Cameron would undoubtedly have preferred Murdoch not to have told the Leveson Inquiry that they met privately on seven occasions – five more than he himself has  publicly admitted to.  But Murdoch is a man who likes his revenge served up cold, and he has lots of dishes waiting in the kitchen.

Meanwhile, outside the parliamentary theatre, Hunt’s special advisor Adam Smith, the sacrificial offering could be seen, being driven away in a car with the sombre demeanour of a man who has just been selected as a participant in The Hunger Games.   Then there was the loathsome toady Michael Gove, defending Hunt’s honour and probity on television.

Gove has also defended Rupert Murdoch’s honour in the past, as well he might, since his wife is a Times columnist and News International is keen to take advantage of his academies programme and take advantage of the potentially lucrative market in digitalised classrooms.  
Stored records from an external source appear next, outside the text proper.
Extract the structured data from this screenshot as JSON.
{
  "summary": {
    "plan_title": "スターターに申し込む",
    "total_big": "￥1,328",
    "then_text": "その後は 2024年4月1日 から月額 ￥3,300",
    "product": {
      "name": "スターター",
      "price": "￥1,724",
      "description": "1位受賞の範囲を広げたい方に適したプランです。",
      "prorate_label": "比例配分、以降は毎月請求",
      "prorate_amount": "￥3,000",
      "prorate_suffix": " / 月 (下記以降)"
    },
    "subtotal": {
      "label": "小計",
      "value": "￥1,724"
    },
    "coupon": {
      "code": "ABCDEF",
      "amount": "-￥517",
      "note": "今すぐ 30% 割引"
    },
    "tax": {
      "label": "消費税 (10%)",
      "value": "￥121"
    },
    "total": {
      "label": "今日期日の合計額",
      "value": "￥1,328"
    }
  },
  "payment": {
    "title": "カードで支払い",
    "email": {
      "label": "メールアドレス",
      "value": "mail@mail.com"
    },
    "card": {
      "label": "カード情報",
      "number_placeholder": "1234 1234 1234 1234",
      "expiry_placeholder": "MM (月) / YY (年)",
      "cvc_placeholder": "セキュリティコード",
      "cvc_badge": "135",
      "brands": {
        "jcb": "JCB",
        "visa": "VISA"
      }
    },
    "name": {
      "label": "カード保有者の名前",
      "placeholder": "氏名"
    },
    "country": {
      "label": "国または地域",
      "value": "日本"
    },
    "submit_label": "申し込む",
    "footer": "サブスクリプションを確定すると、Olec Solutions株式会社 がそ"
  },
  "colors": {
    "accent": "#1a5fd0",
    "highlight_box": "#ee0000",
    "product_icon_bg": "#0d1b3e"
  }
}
And further north, we find Alex Salmond, denying any political quid pro quo in his attempts to lobby on behalf of Murdoch’s BSkyB bid.   Labour are relishing all this for reasons that are entirely due to opportunism rather than principle, given the number of Labour politicians who also appear in the News International tendrils.

All honourable men no doubt.  But it isn’t a pretty sight, this morbid overlap between a ruthless rightwing media baron and the craven and self-interested politicians who have alternately feared and pandered to him over the years.

All of them have played what Murdoch refers to as ‘the game’ and used each other, or tried to, for their own purposes.   And now the feds broken into the florist’s and they the clientele is trying to get out the back door or pretending it was never there.

But Rupert’s Shop of Horrors is easier to enter than it is to leave, and the plant may still have a lot of political blood to drink and more reputations and careers to shred before it expires.